One of the things I’ve enjoyed up until now about “Flashpoint” was how in some of the mini-series, they’ve been quietly telling their own little story about the Atlantis/New Themyscira conflict. Barely a part of the main “Flashpoint” story, it’s been fun to see the other writers run with this basic idea, and see what they can come up with.
Unfortunately, in the case of “Flashpoint: Wonder Woman and the Furies,” it’s feeling like that particular story is running out of gas. Even though Dan Abnett and Andy Lanning are handing us the next piece of the story, this one feels rather leaden. Maybe it’s because half of it involves things we’ve already figured out, and the other half turns out to be anti-climactic.

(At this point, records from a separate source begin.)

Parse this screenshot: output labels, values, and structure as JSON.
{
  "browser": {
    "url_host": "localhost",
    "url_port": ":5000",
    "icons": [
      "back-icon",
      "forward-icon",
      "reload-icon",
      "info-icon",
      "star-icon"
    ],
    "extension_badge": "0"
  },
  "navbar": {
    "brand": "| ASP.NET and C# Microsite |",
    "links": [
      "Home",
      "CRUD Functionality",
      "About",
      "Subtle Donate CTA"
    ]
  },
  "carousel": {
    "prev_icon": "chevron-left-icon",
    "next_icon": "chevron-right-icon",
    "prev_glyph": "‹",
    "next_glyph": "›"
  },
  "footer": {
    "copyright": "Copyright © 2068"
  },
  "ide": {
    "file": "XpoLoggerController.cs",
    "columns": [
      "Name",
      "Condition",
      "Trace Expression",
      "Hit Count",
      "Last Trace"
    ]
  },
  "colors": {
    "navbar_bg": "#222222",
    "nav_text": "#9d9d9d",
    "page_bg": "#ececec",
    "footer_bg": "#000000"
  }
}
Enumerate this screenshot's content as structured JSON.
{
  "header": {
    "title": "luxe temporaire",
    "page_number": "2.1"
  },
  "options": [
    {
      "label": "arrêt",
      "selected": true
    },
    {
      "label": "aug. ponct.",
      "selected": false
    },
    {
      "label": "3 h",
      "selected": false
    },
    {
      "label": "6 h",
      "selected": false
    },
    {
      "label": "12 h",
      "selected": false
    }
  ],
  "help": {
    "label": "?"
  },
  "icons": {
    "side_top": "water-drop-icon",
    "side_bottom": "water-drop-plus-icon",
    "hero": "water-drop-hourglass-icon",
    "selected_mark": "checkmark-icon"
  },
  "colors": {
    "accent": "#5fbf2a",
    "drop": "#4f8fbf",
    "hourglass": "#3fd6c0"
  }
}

Take, for example, the explanation of what happened to the original Themyscira. Without giving anything away, I found myself disappointed that of all the possible reasons for the destruction of the island, we’ve ended up with one of the most boring ones. Maybe in outline form it carried more of a punch, but here it hits the page with a thud. There’s no drama in the scene, no energy, not even the feeling that it was a terribly difficult moment. Just a throw-away line from one of the characters involved, and that’s it. Likewise, the conquering of Great Britain feels like an afterthought, not a dramatic moment at all.
It’s a problem that persists throughout the issue. While “Flashpoint: Emperor Aquaman” has had a bit of pep and energy to it, “Flashpoint: Wonder Woman and the Furies” is lacking. (While we’re at it, the lack of any real Fury action has been a bit disappointing. I guess “Flashpoint: Wonder Woman and Unmemorable Other Amazons” didn’t have the same ring to it.) Up until now, it’s been a little fun to see the war play out in these other issues, but this one felt more like a combination of stalling tactic and information dump.
Agustin Padilla’s pencils are fine, here; they remind me a lot of early comics from J. Calafiore. I like the way he mixes older and newer popular styles together (a little bit of manga, a little bit of classic comic artists) to provide a clean, angular look. (The panel where Aquaman says, “I do not want this war,” in particular, strikes me as a good portrait of the character.) It’s easy to follow and pleasant; I’d certainly welcome him on other comics down the line. But hopefully? Something with a little more zing to it. We’ve had good comics from Abnett and Lanning in the past, but this is one of their less memorable efforts.